● **ACTION ITEM**: Of the lines below, report only those that contain "this".

● **PROVIDED RECORDS**:

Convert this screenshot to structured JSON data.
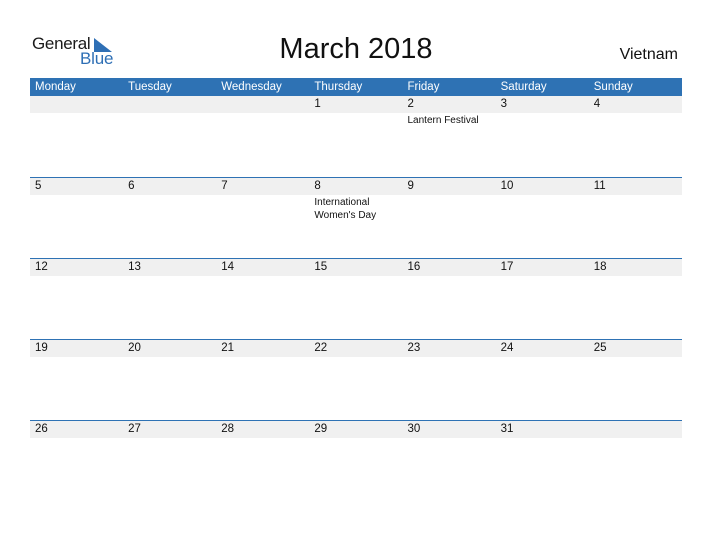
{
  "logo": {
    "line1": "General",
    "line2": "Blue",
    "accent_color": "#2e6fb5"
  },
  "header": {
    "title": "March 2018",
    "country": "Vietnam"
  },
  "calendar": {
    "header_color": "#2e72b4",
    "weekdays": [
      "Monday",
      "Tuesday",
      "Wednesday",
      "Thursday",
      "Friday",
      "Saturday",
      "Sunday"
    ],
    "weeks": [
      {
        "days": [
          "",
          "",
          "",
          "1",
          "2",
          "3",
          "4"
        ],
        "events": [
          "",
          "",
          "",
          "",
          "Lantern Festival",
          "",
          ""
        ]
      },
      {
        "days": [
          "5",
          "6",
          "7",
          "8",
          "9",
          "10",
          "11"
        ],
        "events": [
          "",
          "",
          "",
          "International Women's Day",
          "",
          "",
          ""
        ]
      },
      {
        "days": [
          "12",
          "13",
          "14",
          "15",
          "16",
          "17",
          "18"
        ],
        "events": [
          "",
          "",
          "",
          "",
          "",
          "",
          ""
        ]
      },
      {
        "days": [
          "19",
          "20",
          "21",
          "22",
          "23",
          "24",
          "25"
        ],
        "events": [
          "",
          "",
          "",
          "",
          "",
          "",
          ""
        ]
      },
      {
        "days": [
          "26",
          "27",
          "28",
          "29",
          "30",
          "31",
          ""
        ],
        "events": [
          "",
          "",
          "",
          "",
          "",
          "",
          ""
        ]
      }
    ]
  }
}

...

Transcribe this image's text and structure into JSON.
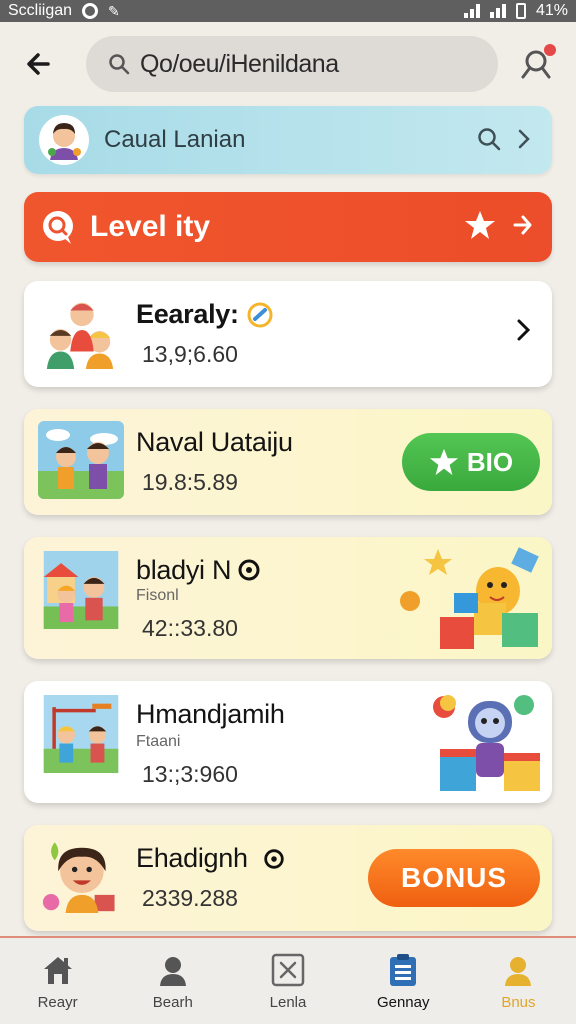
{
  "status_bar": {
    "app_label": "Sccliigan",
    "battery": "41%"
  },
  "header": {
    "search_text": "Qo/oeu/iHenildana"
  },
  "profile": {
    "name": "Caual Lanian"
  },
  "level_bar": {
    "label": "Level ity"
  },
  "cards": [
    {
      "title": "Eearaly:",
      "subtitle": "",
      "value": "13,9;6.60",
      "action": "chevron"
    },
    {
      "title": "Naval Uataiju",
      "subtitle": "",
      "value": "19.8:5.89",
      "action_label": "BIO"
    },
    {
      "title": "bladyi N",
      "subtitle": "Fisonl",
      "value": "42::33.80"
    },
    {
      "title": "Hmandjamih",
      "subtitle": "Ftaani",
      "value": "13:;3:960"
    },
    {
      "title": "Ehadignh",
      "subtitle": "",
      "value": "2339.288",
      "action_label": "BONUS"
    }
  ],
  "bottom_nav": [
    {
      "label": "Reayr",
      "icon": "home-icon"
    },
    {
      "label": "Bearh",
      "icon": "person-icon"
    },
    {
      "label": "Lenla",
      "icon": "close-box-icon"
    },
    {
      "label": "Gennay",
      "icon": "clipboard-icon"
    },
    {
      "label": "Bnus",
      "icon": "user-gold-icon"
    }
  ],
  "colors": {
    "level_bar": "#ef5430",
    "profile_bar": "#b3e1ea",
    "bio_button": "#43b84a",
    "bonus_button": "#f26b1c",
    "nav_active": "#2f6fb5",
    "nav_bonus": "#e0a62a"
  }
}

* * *

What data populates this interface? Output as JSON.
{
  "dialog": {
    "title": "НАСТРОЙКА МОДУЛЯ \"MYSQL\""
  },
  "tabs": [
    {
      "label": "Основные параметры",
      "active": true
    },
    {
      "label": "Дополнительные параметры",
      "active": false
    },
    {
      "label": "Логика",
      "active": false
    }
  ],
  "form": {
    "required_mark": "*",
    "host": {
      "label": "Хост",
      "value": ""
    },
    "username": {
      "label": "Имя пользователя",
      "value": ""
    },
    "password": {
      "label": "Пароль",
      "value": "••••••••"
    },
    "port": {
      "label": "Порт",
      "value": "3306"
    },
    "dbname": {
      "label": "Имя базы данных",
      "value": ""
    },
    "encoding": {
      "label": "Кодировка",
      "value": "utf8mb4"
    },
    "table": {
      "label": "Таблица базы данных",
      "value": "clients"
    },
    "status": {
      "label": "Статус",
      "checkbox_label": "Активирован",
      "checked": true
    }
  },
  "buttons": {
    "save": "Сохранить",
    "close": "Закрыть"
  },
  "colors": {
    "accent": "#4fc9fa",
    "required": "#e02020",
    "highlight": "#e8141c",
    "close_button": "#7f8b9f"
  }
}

● **EXERCISE SOLUTION**:
Convert this screenshot to structured JSON data.
Transcribe this image's text and structure into JSON.
What data populates this interface? Output as JSON.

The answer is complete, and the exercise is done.